— Work instructions —
Output only how many lines below contain "take".

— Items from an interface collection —
::::::::

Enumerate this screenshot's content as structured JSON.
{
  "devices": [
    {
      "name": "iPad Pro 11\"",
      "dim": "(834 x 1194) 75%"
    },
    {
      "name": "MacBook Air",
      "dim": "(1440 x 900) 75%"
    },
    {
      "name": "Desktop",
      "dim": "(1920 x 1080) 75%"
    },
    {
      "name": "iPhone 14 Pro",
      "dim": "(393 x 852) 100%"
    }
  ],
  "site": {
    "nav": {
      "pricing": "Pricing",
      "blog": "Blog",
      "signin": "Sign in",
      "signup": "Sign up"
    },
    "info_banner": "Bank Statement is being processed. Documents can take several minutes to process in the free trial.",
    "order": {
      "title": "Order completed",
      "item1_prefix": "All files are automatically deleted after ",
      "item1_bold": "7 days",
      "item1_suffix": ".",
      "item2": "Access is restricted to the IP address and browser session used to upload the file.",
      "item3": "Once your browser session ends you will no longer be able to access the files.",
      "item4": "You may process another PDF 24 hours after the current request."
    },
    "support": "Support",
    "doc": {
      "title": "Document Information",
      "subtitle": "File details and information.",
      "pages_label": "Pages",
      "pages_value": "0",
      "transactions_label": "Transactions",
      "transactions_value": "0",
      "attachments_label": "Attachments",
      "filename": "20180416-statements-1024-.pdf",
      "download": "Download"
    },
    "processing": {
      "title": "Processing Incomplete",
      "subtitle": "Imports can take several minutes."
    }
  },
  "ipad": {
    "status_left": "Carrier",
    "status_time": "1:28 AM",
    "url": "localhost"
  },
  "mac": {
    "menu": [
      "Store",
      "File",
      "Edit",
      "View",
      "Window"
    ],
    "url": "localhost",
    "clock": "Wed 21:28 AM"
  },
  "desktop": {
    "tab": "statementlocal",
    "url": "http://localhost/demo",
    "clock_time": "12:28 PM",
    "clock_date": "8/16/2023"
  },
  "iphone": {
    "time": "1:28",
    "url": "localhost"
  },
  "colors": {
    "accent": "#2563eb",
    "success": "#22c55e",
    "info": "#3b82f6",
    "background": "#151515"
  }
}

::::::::

— Completed exercise —
2